Know if you’ll be receiving a welding certification or a welding certificate – there’s a big difference. A welding certification ensures you’ve proven your ability in welding and all the key processes within the field. A certificate simply states you’ve completed a program, and nothing else.
Finally, cost and an Associate’s Degree are big factors. Like anything else, you get what you pay for with welding school. Do your research and make sure you’re getting out of it what you pay. You’ll also need to consider whether you want to take some additional courses and work on an Associate’s Degree, which may help you be more marketable overall.
Tips On Making Time To Learn Welding
Since you’ll need to invest the time and energy to learn how to weld correctly, here are some tips to ensure it goes smoother:
- Perfect practice makes perfect. Take the time to do things right instead of rushing through the motions.
- Fail fast. It’s okay to fail, in fact, that’s how you’ll learn best. Make sure you fail quickly though and learn from your mistakes.
- Get enough sleep. When working with dangerous equipment it’s best to ensure you’re getting enough sleep, both to cognitively retain the information you’re learning, but also make sure you’re attentive and focused.

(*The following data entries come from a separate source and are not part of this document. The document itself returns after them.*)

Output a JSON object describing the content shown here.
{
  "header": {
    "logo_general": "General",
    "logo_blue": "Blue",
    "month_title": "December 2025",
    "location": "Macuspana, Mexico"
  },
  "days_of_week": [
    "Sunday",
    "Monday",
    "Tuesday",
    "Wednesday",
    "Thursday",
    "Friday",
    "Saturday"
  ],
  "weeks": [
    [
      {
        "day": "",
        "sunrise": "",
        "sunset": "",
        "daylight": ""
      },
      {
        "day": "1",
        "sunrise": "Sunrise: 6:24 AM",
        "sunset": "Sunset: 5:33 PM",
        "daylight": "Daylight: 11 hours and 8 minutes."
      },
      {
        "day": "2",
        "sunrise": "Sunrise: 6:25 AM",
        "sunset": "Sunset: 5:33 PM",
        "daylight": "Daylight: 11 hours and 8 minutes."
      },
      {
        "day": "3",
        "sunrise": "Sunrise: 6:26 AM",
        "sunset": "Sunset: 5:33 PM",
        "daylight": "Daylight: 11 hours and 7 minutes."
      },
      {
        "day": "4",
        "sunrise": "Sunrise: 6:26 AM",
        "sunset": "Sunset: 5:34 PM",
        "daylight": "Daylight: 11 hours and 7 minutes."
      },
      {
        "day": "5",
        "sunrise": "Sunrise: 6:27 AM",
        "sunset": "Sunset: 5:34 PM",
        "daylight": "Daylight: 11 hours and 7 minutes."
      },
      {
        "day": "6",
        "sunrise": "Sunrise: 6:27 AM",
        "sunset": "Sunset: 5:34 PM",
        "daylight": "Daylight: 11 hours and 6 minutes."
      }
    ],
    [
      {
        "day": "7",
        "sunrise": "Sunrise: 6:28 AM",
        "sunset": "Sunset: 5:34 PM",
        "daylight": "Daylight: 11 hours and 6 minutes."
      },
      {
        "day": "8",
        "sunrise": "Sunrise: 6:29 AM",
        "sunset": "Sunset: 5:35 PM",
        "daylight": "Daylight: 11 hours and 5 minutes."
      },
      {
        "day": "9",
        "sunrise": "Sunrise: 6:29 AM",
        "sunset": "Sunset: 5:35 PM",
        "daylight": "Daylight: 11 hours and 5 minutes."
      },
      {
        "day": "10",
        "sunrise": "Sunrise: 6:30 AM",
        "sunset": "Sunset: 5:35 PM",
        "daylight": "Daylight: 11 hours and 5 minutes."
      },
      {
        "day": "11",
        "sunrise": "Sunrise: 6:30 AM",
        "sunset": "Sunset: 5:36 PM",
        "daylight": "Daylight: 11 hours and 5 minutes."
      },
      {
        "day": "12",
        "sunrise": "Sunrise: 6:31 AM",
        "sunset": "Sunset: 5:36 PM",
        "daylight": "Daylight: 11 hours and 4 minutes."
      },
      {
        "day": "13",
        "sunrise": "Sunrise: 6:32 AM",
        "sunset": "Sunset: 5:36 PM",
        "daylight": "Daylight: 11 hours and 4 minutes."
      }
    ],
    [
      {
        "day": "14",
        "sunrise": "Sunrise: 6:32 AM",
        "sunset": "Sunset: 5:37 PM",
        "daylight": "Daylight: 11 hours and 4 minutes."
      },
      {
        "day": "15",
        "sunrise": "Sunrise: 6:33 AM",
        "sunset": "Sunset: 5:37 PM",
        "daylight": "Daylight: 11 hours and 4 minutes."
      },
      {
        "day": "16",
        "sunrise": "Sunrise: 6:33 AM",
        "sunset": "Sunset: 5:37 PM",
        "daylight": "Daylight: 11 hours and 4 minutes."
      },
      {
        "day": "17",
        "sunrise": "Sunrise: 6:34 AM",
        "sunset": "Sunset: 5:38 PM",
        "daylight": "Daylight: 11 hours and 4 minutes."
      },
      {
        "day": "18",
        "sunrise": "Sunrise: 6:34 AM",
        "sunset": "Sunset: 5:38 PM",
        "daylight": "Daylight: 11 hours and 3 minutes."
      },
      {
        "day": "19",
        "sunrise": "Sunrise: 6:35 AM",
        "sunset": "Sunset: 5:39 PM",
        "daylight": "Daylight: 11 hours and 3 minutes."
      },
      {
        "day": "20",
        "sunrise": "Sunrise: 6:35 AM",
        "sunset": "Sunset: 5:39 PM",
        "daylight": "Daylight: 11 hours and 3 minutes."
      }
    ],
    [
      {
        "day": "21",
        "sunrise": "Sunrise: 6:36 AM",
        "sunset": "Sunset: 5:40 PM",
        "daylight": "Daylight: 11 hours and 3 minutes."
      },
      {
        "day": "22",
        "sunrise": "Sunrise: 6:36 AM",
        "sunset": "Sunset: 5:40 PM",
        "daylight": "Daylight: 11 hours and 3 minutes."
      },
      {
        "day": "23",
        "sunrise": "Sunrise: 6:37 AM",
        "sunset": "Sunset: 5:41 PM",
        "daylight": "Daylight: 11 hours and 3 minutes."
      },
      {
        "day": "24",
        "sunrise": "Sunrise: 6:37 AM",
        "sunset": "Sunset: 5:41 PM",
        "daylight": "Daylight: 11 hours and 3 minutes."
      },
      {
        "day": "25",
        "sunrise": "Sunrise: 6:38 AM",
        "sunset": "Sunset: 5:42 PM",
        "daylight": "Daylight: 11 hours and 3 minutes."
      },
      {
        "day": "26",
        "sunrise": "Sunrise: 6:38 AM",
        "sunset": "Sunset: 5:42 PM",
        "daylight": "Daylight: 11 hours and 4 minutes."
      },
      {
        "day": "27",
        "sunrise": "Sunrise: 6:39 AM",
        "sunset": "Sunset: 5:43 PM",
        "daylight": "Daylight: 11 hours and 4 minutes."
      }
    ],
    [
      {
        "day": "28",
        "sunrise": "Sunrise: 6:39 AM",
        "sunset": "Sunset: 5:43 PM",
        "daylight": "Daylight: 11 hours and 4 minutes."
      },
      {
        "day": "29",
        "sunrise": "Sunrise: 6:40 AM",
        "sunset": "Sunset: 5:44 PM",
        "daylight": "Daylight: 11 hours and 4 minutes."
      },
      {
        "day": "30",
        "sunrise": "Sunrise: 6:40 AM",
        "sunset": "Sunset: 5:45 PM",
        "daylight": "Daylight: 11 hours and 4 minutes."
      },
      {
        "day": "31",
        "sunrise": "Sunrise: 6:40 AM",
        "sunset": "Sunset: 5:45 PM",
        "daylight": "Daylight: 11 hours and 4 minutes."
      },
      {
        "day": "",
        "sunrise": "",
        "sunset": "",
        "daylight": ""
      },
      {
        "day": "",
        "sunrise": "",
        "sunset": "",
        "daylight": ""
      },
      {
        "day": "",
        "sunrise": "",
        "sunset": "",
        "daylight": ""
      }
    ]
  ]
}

- Test yourself however you can. Whether that’s reading this blog or doing some live-action welding, testing can help improve your retention. For more information, the American Psychological Association has some great tips on studying smart here.
- Be okay with it taking a long time. Malcolm Gladwell says in his book, Outliers, that it takes a person about 10,000 hours to master a skill. Don’t set yourself up for failure by thinking you’ll master welding in a matter of months.
Is welding dangerous? Welding is safe if the proper safety precautions are taken, but can be extremely dangerous if they aren’t. You need to ensure you have the correct tools, you’re properly wearing the correct safety equipment, and you’ve been trained by a professional, among other factors.
Is welding a good career? Welding can be a very rewarding career – both financially and personally – if you know what you’re doing. Also, it does not require a college degree, so the barrier to entry is lower.